> **AIM OF THE EXERCISE**
Reproduce the listing word for word, leaving every picture behind.
------------------------------
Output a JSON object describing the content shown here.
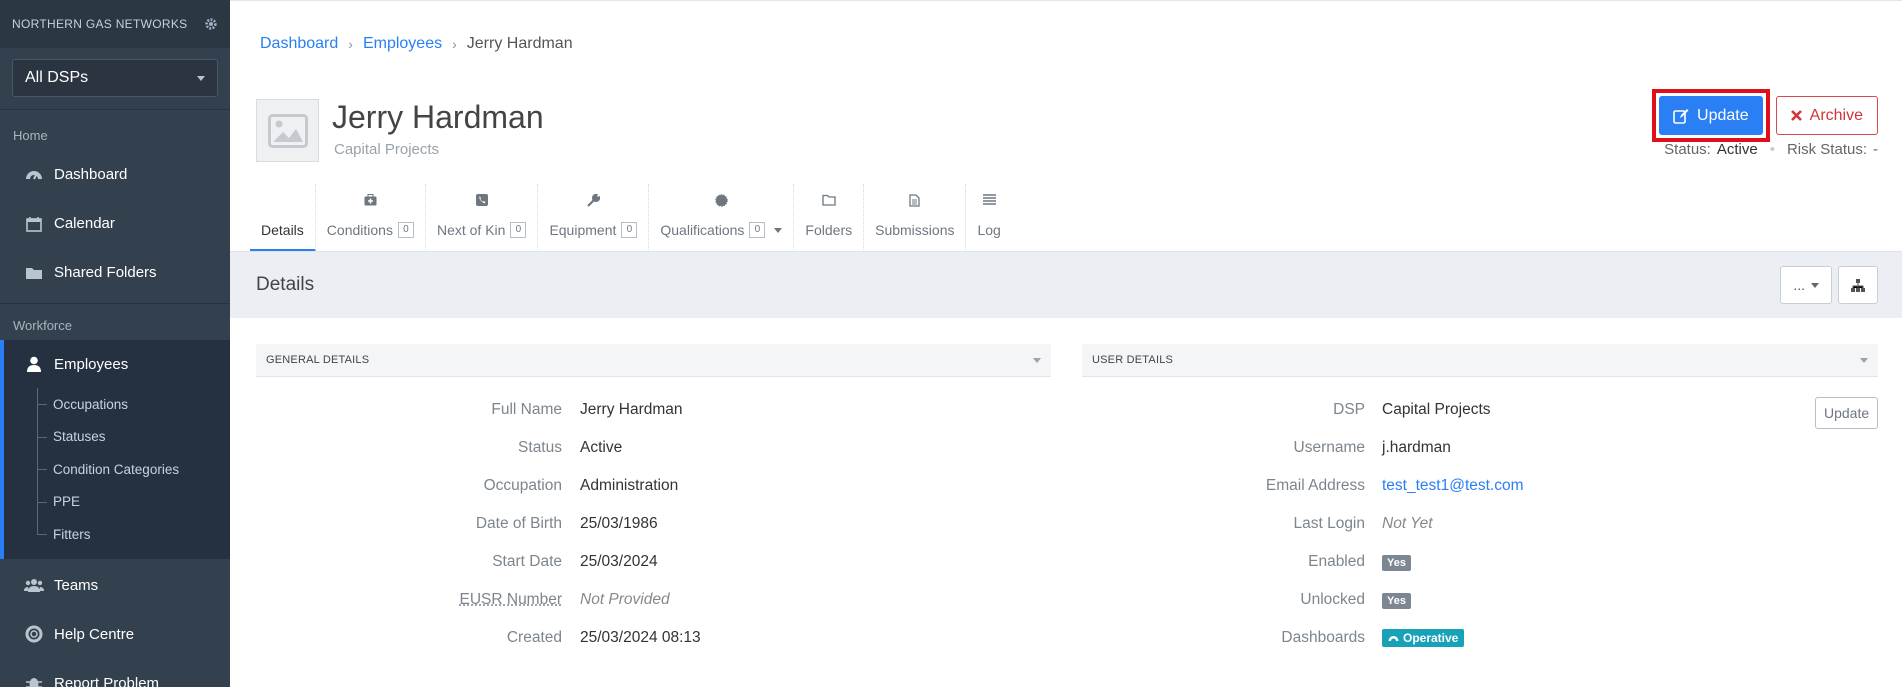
{
  "sidebar": {
    "brand": "NORTHERN GAS NETWORKS",
    "dsp_select": "All DSPs",
    "section_home": "Home",
    "home_items": [
      "Dashboard",
      "Calendar",
      "Shared Folders"
    ],
    "section_workforce": "Workforce",
    "employees": "Employees",
    "employees_sub": [
      "Occupations",
      "Statuses",
      "Condition Categories",
      "PPE",
      "Fitters"
    ],
    "bottom_items": [
      "Teams",
      "Help Centre",
      "Report Problem"
    ]
  },
  "breadcrumb": {
    "dashboard": "Dashboard",
    "employees": "Employees",
    "current": "Jerry Hardman"
  },
  "employee": {
    "name": "Jerry Hardman",
    "dsp": "Capital Projects"
  },
  "actions": {
    "update": "Update",
    "archive": "Archive"
  },
  "status_line": {
    "status_label": "Status:",
    "status_value": "Active",
    "risk_label": "Risk Status:",
    "risk_value": "-"
  },
  "tabs": [
    {
      "label": "Details"
    },
    {
      "label": "Conditions",
      "count": "0"
    },
    {
      "label": "Next of Kin",
      "count": "0"
    },
    {
      "label": "Equipment",
      "count": "0"
    },
    {
      "label": "Qualifications",
      "count": "0"
    },
    {
      "label": "Folders"
    },
    {
      "label": "Submissions"
    },
    {
      "label": "Log"
    }
  ],
  "details": {
    "title": "Details",
    "more_button": "..."
  },
  "general": {
    "header": "GENERAL DETAILS",
    "fields": [
      {
        "label": "Full Name",
        "value": "Jerry Hardman"
      },
      {
        "label": "Status",
        "value": "Active"
      },
      {
        "label": "Occupation",
        "value": "Administration"
      },
      {
        "label": "Date of Birth",
        "value": "25/03/1986"
      },
      {
        "label": "Start Date",
        "value": "25/03/2024"
      },
      {
        "label": "EUSR Number",
        "value": "Not Provided"
      },
      {
        "label": "Created",
        "value": "25/03/2024 08:13"
      }
    ]
  },
  "user": {
    "header": "USER DETAILS",
    "update_button": "Update",
    "fields": [
      {
        "label": "DSP",
        "value": "Capital Projects"
      },
      {
        "label": "Username",
        "value": "j.hardman"
      },
      {
        "label": "Email Address",
        "value": "test_test1@test.com"
      },
      {
        "label": "Last Login",
        "value": "Not Yet"
      },
      {
        "label": "Enabled",
        "value": "Yes"
      },
      {
        "label": "Unlocked",
        "value": "Yes"
      },
      {
        "label": "Dashboards",
        "value": "Operative"
      }
    ]
  },
  "colors": {
    "accent": "#2a7ff5",
    "sidebar_bg": "#33404e",
    "danger": "#d0353a",
    "highlight": "#e0101a",
    "info": "#17a2b8"
  }
}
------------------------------
> **WRITTEN RESPONSE**
Output a JSON object describing the content shown here.
{
  "sidebar": {
    "brand": "NORTHERN GAS NETWORKS",
    "dsp_select": "All DSPs",
    "section_home": "Home",
    "home_items": [
      "Dashboard",
      "Calendar",
      "Shared Folders"
    ],
    "section_workforce": "Workforce",
    "employees": "Employees",
    "employees_sub": [
      "Occupations",
      "Statuses",
      "Condition Categories",
      "PPE",
      "Fitters"
    ],
    "bottom_items": [
      "Teams",
      "Help Centre",
      "Report Problem"
    ]
  },
  "breadcrumb": {
    "dashboard": "Dashboard",
    "employees": "Employees",
    "current": "Jerry Hardman"
  },
  "employee": {
    "name": "Jerry Hardman",
    "dsp": "Capital Projects"
  },
  "actions": {
    "update": "Update",
    "archive": "Archive"
  },
  "status_line": {
    "status_label": "Status:",
    "status_value": "Active",
    "risk_label": "Risk Status:",
    "risk_value": "-"
  },
  "tabs": [
    {
      "label": "Details"
    },
    {
      "label": "Conditions",
      "count": "0"
    },
    {
      "label": "Next of Kin",
      "count": "0"
    },
    {
      "label": "Equipment",
      "count": "0"
    },
    {
      "label": "Qualifications",
      "count": "0"
    },
    {
      "label": "Folders"
    },
    {
      "label": "Submissions"
    },
    {
      "label": "Log"
    }
  ],
  "details": {
    "title": "Details",
    "more_button": "..."
  },
  "general": {
    "header": "GENERAL DETAILS",
    "fields": [
      {
        "label": "Full Name",
        "value": "Jerry Hardman"
      },
      {
        "label": "Status",
        "value": "Active"
      },
      {
        "label": "Occupation",
        "value": "Administration"
      },
      {
        "label": "Date of Birth",
        "value": "25/03/1986"
      },
      {
        "label": "Start Date",
        "value": "25/03/2024"
      },
      {
        "label": "EUSR Number",
        "value": "Not Provided"
      },
      {
        "label": "Created",
        "value": "25/03/2024 08:13"
      }
    ]
  },
  "user": {
    "header": "USER DETAILS",
    "update_button": "Update",
    "fields": [
      {
        "label": "DSP",
        "value": "Capital Projects"
      },
      {
        "label": "Username",
        "value": "j.hardman"
      },
      {
        "label": "Email Address",
        "value": "test_test1@test.com"
      },
      {
        "label": "Last Login",
        "value": "Not Yet"
      },
      {
        "label": "Enabled",
        "value": "Yes"
      },
      {
        "label": "Unlocked",
        "value": "Yes"
      },
      {
        "label": "Dashboards",
        "value": "Operative"
      }
    ]
  },
  "colors": {
    "accent": "#2a7ff5",
    "sidebar_bg": "#33404e",
    "danger": "#d0353a",
    "highlight": "#e0101a",
    "info": "#17a2b8"
  }
}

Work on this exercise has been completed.